Invasive alien American bullfrog populations are commonly identified as a pernicious influence on the survival of native species due to their adaptability, proliferation and consequent ecological impacts through competition and predation. However, it has been difficult to determine conclusively their destructive influence due to the fragmentary and geographically dispersed nature of the historical database. An expanding meta-population of invasive American bullfrogs, Rana catesbeiana (= Lithobates catesbeianus), became established on southern Vancouver Island, British Columbia, Canada in the mid- to late 1980s. An on-going bullfrog control program begun in 2006 offered a unique opportunity to examine the stomach contents removed from 5, 075 adult and juvenile bullfrogs collected from 60 sites throughout the active season (April to October). Of 15 classes of organisms identified in the diet, insects were numerically dominant, particularly social wasps and odonates (damselflies and dragonflies). Seasonality and site-specific habitat characteristics influenced prey occurrence and abundance. Native vertebrates in the diet included fish, frogs, salamanders, snakes, lizards, turtles, birds, and mammals, including some of conservation concern. Certain predators of bullfrog tadpoles and juveniles are commonly preyed upon by adult bullfrogs, thereby suppressing their effectiveness as biological checks to bullfrog population growth. Prey species with anti-predator defences, such as wasps and sticklebacks, were sometimes eaten in abundance. Many prey species have some type of anti-predator defence, such as wasp stingers or stickleback spines, but there was no indication of conditioned avoidance to any of these. Results from this study reinforce the conclusion that, as an invasive alien, the American bullfrog is an opportunistic and seemingly unspecialized predator that has a uniquely large and complex ecological footprint both above and below the water surface.
Keywords: Bullfrog, Rana catesbeiana, Lithobates catesbeianus, predation, diet, invasive species

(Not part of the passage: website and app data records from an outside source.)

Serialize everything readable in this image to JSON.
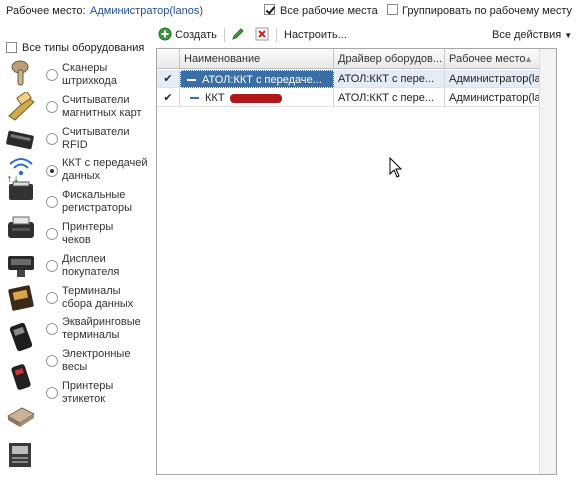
{
  "header": {
    "workplace_label": "Рабочее место:",
    "workplace_value": "Администратор(lanos)",
    "all_workplaces_label": "Все рабочие места",
    "group_by_workplace_label": "Группировать по рабочему месту"
  },
  "left": {
    "all_types_label": "Все типы оборудования",
    "device_types": [
      {
        "label": "Сканеры штрихкода",
        "icon": "barcode-scanner-icon",
        "selected": false
      },
      {
        "label": "Считыватели магнитных карт",
        "icon": "magnetic-card-reader-icon",
        "selected": false
      },
      {
        "label": "Считыватели RFID",
        "icon": "rfid-reader-icon",
        "selected": false
      },
      {
        "label": "ККТ с передачей данных",
        "icon": "kkt-transfer-icon",
        "selected": true
      },
      {
        "label": "Фискальные регистраторы",
        "icon": "fiscal-registrar-icon",
        "selected": false
      },
      {
        "label": "Принтеры чеков",
        "icon": "receipt-printer-icon",
        "selected": false
      },
      {
        "label": "Дисплеи покупателя",
        "icon": "customer-display-icon",
        "selected": false
      },
      {
        "label": "Терминалы сбора данных",
        "icon": "data-terminal-icon",
        "selected": false
      },
      {
        "label": "Эквайринговые терминалы",
        "icon": "acquiring-terminal-icon",
        "selected": false
      },
      {
        "label": "Электронные весы",
        "icon": "electronic-scales-icon",
        "selected": false
      },
      {
        "label": "Принтеры этикеток",
        "icon": "label-printer-icon",
        "selected": false
      }
    ]
  },
  "toolbar": {
    "create_label": "Создать",
    "configure_label": "Настроить...",
    "all_actions_label": "Все действия"
  },
  "table": {
    "columns": [
      "Наименование",
      "Драйвер оборудов...",
      "Рабочее место"
    ],
    "rows": [
      {
        "name": "АТОЛ:ККТ с передаче...",
        "driver": "АТОЛ:ККТ с перe...",
        "workplace": "Администратор(la...",
        "checked": true,
        "selected": true
      },
      {
        "name": "ККТ",
        "driver": "АТОЛ:ККТ с перe...",
        "workplace": "Администратор(la...",
        "checked": true,
        "selected": false
      }
    ]
  },
  "colors": {
    "link": "#1f4e9c",
    "selection": "#3a6ea5",
    "create_green": "#3c9a3c",
    "delete_red": "#cc2222"
  }
}
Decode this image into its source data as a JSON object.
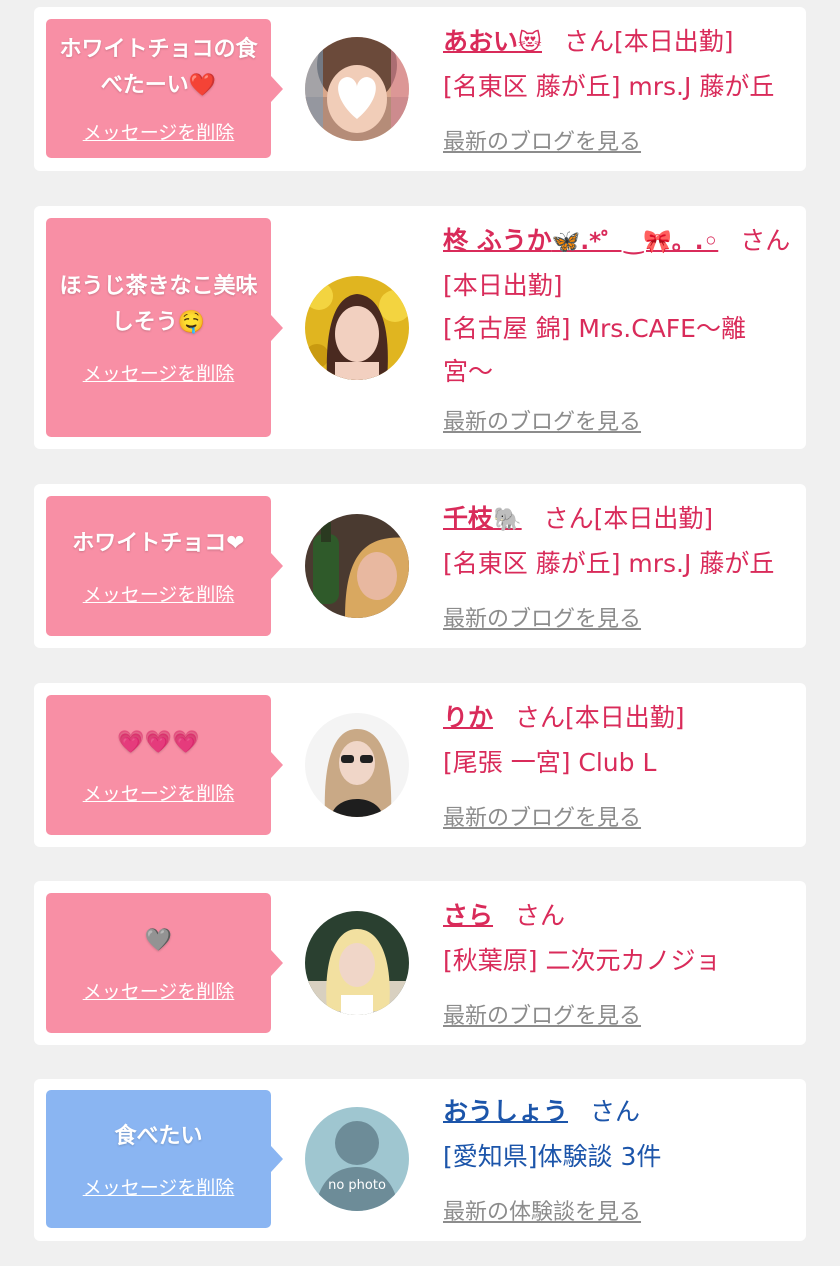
{
  "items": [
    {
      "bubble": "ホワイトチョコの食べたーい❤️",
      "bubble_color": "#f88fa5",
      "delete": "メッセージを削除",
      "name": "あおい",
      "name_emoji": "😻",
      "san": "さん[本日出勤]",
      "shop": "[名東区 藤が丘] mrs.J 藤が丘",
      "link": "最新のブログを見る",
      "avatar": "blurred-face-photo"
    },
    {
      "bubble": "ほうじ茶きなこ美味しそう🤤",
      "bubble_color": "#f88fa5",
      "delete": "メッセージを削除",
      "name": "柊 ふうか",
      "name_emoji": "🦋.*゜‿🎀。.◦",
      "san": "さん[本日出勤]",
      "shop": "[名古屋 錦] Mrs.CAFE〜離宮〜",
      "link": "最新のブログを見る",
      "avatar": "woman-portrait-photo"
    },
    {
      "bubble": "ホワイトチョコ❤",
      "bubble_color": "#f88fa5",
      "delete": "メッセージを削除",
      "name": "千枝",
      "name_emoji": "🐘",
      "san": "さん[本日出勤]",
      "shop": "[名東区 藤が丘] mrs.J 藤が丘",
      "link": "最新のブログを見る",
      "avatar": "woman-with-bottle-photo"
    },
    {
      "bubble": "💗💗💗",
      "bubble_color": "#f88fa5",
      "delete": "メッセージを削除",
      "name": "りか",
      "name_emoji": "",
      "san": "さん[本日出勤]",
      "shop": "[尾張 一宮] Club L",
      "link": "最新のブログを見る",
      "avatar": "woman-sunglasses-photo"
    },
    {
      "bubble": "🩶",
      "bubble_color": "#f88fa5",
      "delete": "メッセージを削除",
      "name": "さら",
      "name_emoji": "",
      "san": "さん",
      "shop": "[秋葉原] 二次元カノジョ",
      "link": "最新のブログを見る",
      "avatar": "blonde-woman-photo"
    },
    {
      "bubble": "食べたい",
      "bubble_color": "#8ab5f2",
      "delete": "メッセージを削除",
      "name": "おうしょう",
      "name_emoji": "",
      "san": "さん",
      "shop": "[愛知県]体験談 3件",
      "link": "最新の体験談を見る",
      "avatar": "no-photo-silhouette",
      "avatar_text": "no photo"
    }
  ]
}
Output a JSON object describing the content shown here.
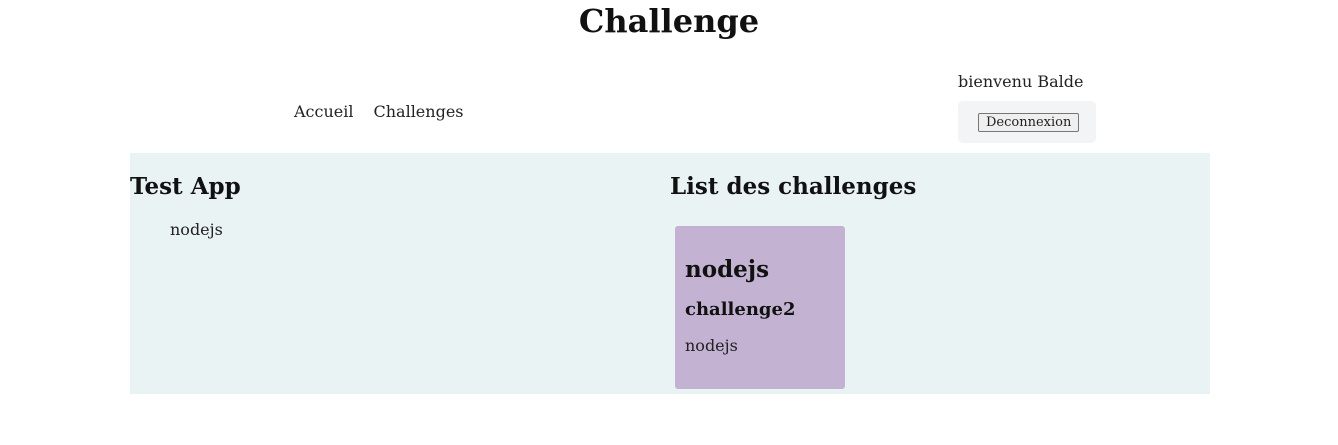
{
  "header": {
    "title": "Challenge"
  },
  "nav": {
    "items": [
      {
        "label": "Accueil"
      },
      {
        "label": "Challenges"
      }
    ]
  },
  "user": {
    "welcome": "bienvenu Balde",
    "logout_label": "Deconnexion"
  },
  "apps": {
    "title": "Test App",
    "items": [
      "nodejs"
    ]
  },
  "challenges": {
    "title": "List des challenges",
    "cards": [
      {
        "title": "nodejs",
        "name": "challenge2",
        "tech": "nodejs"
      }
    ]
  },
  "colors": {
    "main_bg": "#eaf3f4",
    "card_bg": "#c3b2d1",
    "logout_panel_bg": "#f2f4f5"
  }
}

1. As an “invasive alien” the American bullfrog is a highly adaptable, opportunistic, and seemingly unspecialized predator that has a uniquely large and complex ecological footprint both above and below the water surface.
2. Insects were the dominate prey group found in 84% of prey instances and 93% of stomachs with food, but seasonality influenced the relative importance of any one insect group over another at any given time period.
3. Cannibalism was found to be a minor component of the diet in terms of relative instances and accounted for approximately 34% of all instances of predation on amphibians.
4. Bullfrog control measures should be routinely factored into management plans for rare and endangered species, such as the western painted turtle on southern Vancouver Island, which are particularly vulnerable to bullfrog predation.
What do American bullfrogs eat when they're away from home? Practically everything!
American bullfrogs are native to eastern North America but have been transported by people to many other parts of the globe, and other parts of North America, where they have readily established populations and become an invasive alien menace to native ecosystems. In the largest study of its kind to date, the stomach contents of over 5,000 invasive alien American bullfrogs from 60 lakes and ponds on southern Vancouver Island were examined to identify the native and exotic animals that they had preyed upon. The study was published in the open access journal NeoBiota.
Over 15 classes of animals were reported from a total of 18,814 identifiable prey remains, including terrestrial and aquatic insects, spiders, crayfish, fish, frogs, salamanders, newts, snakes, lizards, turtles, birds, and small mammals. The study examined the stomach contents of adults and juveniles of all size-classes, but excluded tadpoles. These results show that bullfrogs will attack and consume virtually any organism that is within reach and can be swallowed, including their own species.
Previous studies on bullfrog diet have examined relatively small numbers of stomachs from a comparatively small number of lakes and ponds. Our results reinforce the general consensus that there is good reason for concern about the ecological harm that uncontrolled populations of American bullfrogs might have, or are having, on populations of native species.
For decades, bullfrogs have been transported and released around the world by prospective frog-farmers, pet owners, game managers, recreational fishermen, biological supply houses; and even by entrants in frog jumping contests. They adapt readily to a variety of habitats from the tropics to temperate zones and once established, their numbers grow fast with each adult female producing about 20,000 or more eggs per year. For these reasons, American bullfrogs are internationally recognized as one of the 100 worst invasive alien species in the world.
Jancowski, K, Orchard, SA. 2013. Stomach contents from invasive American bullfrogs Rana catesbeiana (= Lithobates catesbeianus) on southern Vancouver Island, British Columbia, Canada. NeoBiota. 16: 17, doi: 10.3897/neobiota.16.3806